However, the National Association of Nigerian Students (NANS) threatened to shut down the country should the federal government go ahead with the fuel subsidy removal. NANS President, Comrade Sunday Asefon, considering the current hardship, said the union would mobilise its 41 million members across the country to protest what he branded “a strange proposal”.
The 14th Emir of Kano and former Governor of the CBN, HRH Sanusi Lamido Sanusi, once said that “It is not sustainable at the time when the Nigerian government continues to subsidide consumption instead of production which, in turn, adds value to the nation’s economy. In developed climes like the US, UK, Canada and France, government pays subsidies on production, export and employment in order to grow their economies, unlike in Nigeria where subsidy on consumption continues to take greater percentage of our annual budgets. In India, subsidy is paid on petroleum, fertiliser, food and interest.

Subsidy removal, without spending the associated savings, would increase the national poverty level. This is owing to the consequent rise in the cost of inputs relative to the selling prices of products sold by most firms and farms. The key commodities which experience nominal output increases are refined petroleum products, the production of which provides income for an extremely small number of households. According to and World Bank indices, Nigeria is ranked 6th among the cheapest fuel consuming nations and 99th in terms of GDP out of 167 countries

The government’s fiscal policy stance, following subsidy removal, will be important in determining poverty effects. For example, the inflation resulting from subsidy removal can be considerably reduced with a conservative fiscal policy response. In this case, inflation comes from two sources: the initial increase in general prices due to the higher cost of fuel and more spending by the government as funds are freed up. A highly expansionary policy of spending all savings from subsidy removal would favour rural households while increasing urban poverty

This is because urban households earn most of their incomes from input-intensive sectors while rural households tend to produce inputs. An expansionary policy also fuels inflation, further decreasing urban income. Shehu Omar Tilde (Katuka) suggested that the only time an average Nigerian will welcome the idea of subsidy removal is when government ensures that increase in the cost of transportation and food items is regulated. Anything short of this will definitely throw an average Nigerian into abject poverty.

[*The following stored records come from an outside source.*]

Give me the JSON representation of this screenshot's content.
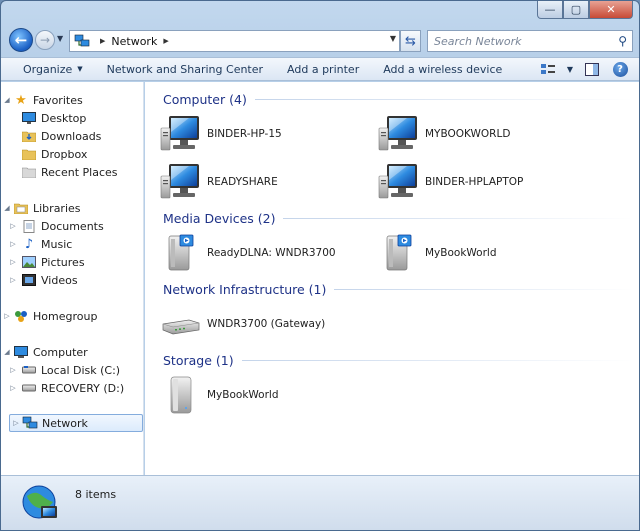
{
  "window": {
    "caption_buttons": {
      "minimize": "—",
      "maximize": "▢",
      "close": "✕"
    }
  },
  "navbar": {
    "back_icon": "back-arrow-icon",
    "forward_icon": "forward-arrow-icon",
    "address_crumbs": [
      "Network"
    ],
    "search_placeholder": "Search Network"
  },
  "toolbar": {
    "organize": "Organize",
    "network_center": "Network and Sharing Center",
    "add_printer": "Add a printer",
    "add_wireless": "Add a wireless device"
  },
  "sidebar": {
    "favorites": {
      "label": "Favorites",
      "items": [
        "Desktop",
        "Downloads",
        "Dropbox",
        "Recent Places"
      ]
    },
    "libraries": {
      "label": "Libraries",
      "items": [
        "Documents",
        "Music",
        "Pictures",
        "Videos"
      ]
    },
    "homegroup": "Homegroup",
    "computer": {
      "label": "Computer",
      "items": [
        "Local Disk (C:)",
        "RECOVERY (D:)"
      ]
    },
    "network": "Network"
  },
  "groups": {
    "computer": {
      "title": "Computer (4)",
      "items": [
        "BINDER-HP-15",
        "MYBOOKWORLD",
        "READYSHARE",
        "BINDER-HPLAPTOP"
      ]
    },
    "media": {
      "title": "Media Devices (2)",
      "items": [
        "ReadyDLNA: WNDR3700",
        "MyBookWorld"
      ]
    },
    "infra": {
      "title": "Network Infrastructure (1)",
      "items": [
        "WNDR3700 (Gateway)"
      ]
    },
    "storage": {
      "title": "Storage (1)",
      "items": [
        "MyBookWorld"
      ]
    }
  },
  "status": {
    "count": "8 items"
  },
  "colors": {
    "group_header": "#1e3287",
    "accent": "#1a5fc4"
  }
}
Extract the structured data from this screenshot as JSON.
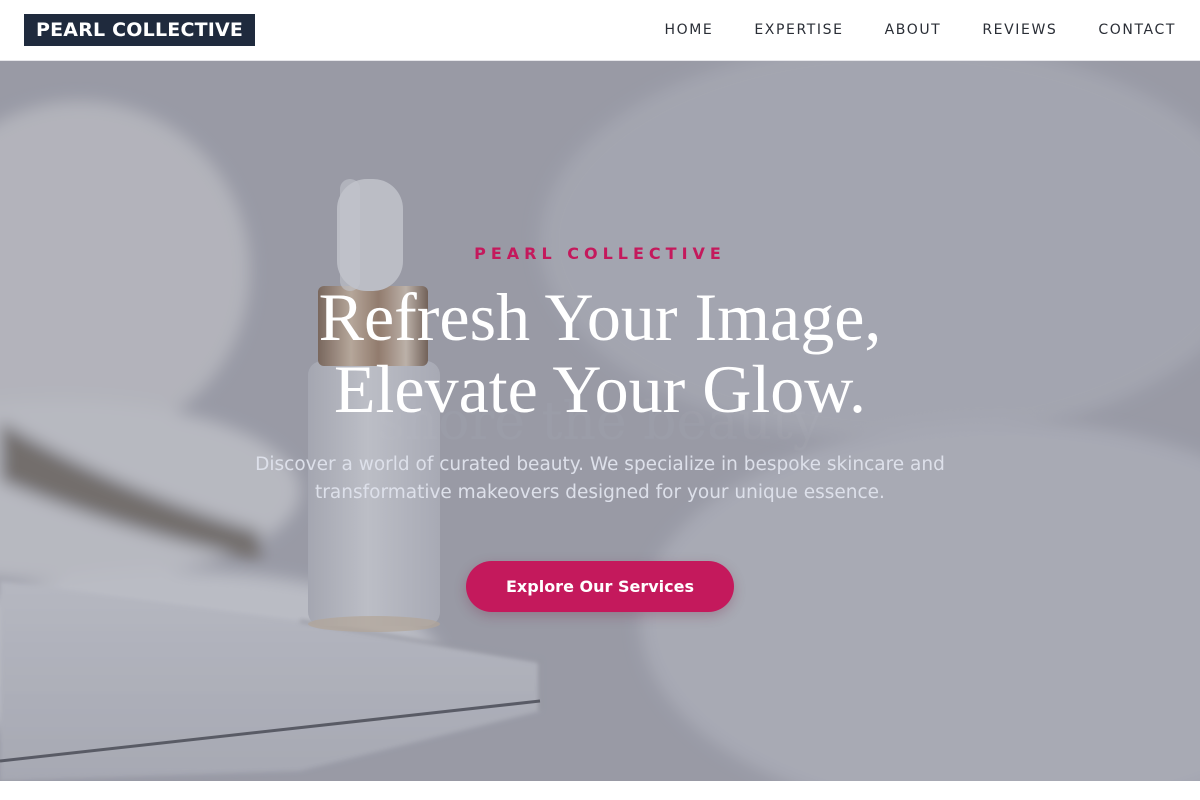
{
  "header": {
    "logo": "PEARL COLLECTIVE",
    "nav": [
      {
        "label": "HOME"
      },
      {
        "label": "EXPERTISE"
      },
      {
        "label": "ABOUT"
      },
      {
        "label": "REVIEWS"
      },
      {
        "label": "CONTACT"
      }
    ]
  },
  "hero": {
    "eyebrow": "PEARL COLLECTIVE",
    "headline_line1": "Refresh Your Image,",
    "headline_line2": "Elevate Your Glow.",
    "description": "Discover a world of curated beauty. We specialize in bespoke skincare and transformative makeovers designed for your unique essence.",
    "cta_label": "Explore Our Services",
    "background_image": "serum-dropper-bottle-on-marble-tray-with-towels"
  },
  "colors": {
    "accent": "#c4195c",
    "logo_bg": "#1f2a3d",
    "nav_text": "#2a2e36"
  }
}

Given the apparent opportunities in this industry with more than 600,000-bpd local demand for refined petroleum products (RPPs), it would be logical to expect the performance of Nigeria’s refining industry to be at its best. Unfortunately, the sub-optimal performance of these state-owned refineries and the inability of the Nigerian government to revitalise the industry for over two decades have continued to confound researchers. And this ugly development has forced Nigeria to finally end subsidy regime. Now, we have to pay for the unborn generations to have free subsidy nation that has engulfed trillions of naira meant for infrastructure development.

Danaudi, National President of Arewa Youths Advocate for Peace and Unity Initiative, writes from Bauchi, via [email protected]